▶ Records for the exercise
--

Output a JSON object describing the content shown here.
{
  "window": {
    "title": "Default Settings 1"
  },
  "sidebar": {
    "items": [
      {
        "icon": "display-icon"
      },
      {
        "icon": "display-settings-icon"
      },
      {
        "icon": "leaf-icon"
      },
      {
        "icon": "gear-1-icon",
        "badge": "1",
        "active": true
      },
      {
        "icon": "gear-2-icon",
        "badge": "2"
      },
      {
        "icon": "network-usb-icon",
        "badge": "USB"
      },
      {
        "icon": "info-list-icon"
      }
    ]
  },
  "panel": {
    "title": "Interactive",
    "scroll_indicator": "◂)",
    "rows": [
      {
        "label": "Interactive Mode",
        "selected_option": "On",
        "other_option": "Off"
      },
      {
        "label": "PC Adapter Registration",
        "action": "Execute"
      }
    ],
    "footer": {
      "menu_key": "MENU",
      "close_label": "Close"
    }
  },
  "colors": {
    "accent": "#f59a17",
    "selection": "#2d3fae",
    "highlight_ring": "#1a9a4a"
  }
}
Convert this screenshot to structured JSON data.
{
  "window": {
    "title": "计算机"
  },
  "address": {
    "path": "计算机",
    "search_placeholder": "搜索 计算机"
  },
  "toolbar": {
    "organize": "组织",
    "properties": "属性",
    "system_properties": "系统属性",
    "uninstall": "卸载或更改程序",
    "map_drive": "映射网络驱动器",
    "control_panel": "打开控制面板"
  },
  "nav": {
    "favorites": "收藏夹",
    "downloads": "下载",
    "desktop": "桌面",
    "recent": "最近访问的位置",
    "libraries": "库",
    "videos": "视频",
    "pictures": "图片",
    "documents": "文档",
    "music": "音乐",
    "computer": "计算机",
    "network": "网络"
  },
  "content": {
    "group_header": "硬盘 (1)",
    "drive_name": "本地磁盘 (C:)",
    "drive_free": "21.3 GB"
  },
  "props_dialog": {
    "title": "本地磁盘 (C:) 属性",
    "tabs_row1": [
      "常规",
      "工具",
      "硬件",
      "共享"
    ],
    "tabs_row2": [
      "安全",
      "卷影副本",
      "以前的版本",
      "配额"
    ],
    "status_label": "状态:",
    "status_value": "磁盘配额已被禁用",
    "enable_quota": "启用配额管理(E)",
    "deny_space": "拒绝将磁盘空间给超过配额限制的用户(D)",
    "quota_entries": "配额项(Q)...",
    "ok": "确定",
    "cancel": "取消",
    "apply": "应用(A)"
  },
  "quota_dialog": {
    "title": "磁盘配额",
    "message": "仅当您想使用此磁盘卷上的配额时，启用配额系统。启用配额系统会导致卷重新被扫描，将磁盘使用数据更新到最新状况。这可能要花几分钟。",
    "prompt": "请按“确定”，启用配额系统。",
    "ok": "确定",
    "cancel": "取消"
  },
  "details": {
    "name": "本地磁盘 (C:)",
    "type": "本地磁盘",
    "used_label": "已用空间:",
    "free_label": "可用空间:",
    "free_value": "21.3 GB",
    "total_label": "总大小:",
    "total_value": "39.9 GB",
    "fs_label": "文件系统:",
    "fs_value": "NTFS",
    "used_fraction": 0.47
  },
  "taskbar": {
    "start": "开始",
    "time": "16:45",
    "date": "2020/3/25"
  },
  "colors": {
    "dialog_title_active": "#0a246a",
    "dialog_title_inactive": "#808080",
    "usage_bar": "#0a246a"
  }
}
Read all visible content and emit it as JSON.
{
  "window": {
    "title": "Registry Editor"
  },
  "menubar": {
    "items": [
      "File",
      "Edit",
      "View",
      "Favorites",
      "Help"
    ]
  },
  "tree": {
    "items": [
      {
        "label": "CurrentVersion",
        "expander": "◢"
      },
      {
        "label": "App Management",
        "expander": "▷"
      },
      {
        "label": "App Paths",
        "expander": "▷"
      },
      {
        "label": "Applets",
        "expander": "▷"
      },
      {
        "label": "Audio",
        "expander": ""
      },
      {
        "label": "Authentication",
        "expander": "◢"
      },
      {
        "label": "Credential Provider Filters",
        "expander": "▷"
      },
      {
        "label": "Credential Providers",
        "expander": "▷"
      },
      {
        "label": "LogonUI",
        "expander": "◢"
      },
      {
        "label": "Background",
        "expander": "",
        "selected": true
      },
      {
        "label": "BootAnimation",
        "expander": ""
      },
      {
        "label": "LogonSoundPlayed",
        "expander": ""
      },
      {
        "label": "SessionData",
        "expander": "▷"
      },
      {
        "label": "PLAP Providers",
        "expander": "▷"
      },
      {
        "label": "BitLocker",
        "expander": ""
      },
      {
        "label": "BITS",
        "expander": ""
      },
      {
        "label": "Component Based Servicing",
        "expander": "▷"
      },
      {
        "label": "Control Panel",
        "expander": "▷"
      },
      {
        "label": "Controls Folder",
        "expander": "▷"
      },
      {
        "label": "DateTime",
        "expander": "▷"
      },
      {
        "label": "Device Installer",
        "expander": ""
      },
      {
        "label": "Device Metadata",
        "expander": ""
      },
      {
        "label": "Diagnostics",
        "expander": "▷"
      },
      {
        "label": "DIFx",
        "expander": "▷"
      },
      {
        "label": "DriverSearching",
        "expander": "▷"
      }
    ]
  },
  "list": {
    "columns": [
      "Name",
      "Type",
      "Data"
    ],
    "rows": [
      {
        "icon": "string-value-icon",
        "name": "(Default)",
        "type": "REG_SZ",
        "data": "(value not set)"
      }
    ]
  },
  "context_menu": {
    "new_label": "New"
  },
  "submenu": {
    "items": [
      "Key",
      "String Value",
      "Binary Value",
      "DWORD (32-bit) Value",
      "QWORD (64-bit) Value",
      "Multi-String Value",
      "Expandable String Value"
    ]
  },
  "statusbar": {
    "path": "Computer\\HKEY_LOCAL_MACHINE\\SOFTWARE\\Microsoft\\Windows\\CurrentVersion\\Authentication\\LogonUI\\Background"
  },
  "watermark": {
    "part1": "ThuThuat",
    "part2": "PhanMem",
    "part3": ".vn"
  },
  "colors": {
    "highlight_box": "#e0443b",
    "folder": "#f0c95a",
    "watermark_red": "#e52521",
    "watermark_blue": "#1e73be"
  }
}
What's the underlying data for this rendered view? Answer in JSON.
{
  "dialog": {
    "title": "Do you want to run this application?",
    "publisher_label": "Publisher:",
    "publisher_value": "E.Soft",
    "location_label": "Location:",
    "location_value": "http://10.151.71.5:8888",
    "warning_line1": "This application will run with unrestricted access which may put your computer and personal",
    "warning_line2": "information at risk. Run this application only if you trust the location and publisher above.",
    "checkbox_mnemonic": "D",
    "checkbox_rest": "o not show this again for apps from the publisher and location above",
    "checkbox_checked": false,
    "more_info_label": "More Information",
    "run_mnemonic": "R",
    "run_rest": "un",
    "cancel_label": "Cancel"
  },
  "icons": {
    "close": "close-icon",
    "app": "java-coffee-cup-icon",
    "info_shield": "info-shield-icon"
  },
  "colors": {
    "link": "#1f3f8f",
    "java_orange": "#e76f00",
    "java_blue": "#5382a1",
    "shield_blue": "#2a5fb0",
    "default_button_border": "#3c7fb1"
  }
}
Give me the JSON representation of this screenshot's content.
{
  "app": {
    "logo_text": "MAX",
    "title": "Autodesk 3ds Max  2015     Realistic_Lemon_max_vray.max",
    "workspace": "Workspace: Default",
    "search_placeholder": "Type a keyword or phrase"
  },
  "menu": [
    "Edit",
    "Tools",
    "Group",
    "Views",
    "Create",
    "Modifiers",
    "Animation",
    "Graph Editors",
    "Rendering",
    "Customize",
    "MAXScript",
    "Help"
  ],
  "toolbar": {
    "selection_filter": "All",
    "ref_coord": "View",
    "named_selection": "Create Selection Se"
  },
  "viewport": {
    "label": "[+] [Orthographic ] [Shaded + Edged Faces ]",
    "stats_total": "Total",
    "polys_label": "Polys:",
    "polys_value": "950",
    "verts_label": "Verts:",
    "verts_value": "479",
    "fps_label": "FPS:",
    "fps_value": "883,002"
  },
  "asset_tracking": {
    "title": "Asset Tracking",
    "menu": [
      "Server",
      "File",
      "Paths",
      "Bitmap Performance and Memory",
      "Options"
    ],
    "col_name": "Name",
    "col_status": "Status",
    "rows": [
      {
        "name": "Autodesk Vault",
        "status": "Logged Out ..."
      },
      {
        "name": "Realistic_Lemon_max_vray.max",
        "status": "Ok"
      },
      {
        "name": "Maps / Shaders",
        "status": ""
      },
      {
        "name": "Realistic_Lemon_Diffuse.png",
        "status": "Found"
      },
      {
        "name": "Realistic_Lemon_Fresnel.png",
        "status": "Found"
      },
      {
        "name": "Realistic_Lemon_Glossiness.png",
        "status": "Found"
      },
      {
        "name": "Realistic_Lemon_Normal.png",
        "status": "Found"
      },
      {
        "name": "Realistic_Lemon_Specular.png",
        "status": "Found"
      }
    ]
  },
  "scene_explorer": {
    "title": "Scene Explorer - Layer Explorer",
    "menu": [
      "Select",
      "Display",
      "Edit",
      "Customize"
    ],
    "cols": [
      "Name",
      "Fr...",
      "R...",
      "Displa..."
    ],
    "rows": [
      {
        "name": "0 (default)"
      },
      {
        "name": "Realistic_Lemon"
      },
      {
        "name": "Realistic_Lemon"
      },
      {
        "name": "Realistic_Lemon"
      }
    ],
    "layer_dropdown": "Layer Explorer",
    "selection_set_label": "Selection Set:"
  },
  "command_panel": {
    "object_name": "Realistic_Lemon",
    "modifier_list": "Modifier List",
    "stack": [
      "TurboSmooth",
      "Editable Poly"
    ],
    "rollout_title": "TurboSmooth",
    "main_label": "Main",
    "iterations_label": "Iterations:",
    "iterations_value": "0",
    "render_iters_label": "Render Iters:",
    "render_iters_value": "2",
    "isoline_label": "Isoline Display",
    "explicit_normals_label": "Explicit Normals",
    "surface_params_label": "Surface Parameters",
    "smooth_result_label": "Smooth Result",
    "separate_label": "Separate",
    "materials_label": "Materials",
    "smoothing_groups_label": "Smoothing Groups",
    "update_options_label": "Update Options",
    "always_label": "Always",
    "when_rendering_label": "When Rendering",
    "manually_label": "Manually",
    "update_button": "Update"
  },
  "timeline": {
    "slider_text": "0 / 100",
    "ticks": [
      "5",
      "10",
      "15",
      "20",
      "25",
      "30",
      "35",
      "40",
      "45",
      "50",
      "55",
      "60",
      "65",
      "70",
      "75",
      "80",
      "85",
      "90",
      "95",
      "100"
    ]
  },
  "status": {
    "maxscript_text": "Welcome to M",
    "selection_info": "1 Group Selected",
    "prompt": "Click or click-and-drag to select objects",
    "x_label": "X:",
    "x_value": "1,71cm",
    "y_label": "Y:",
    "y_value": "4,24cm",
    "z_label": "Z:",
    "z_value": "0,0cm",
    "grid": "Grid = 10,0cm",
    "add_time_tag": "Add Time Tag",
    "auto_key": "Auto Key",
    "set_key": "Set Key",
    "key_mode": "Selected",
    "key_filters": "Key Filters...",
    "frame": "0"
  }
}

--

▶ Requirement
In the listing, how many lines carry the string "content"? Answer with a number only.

▶ Written response
4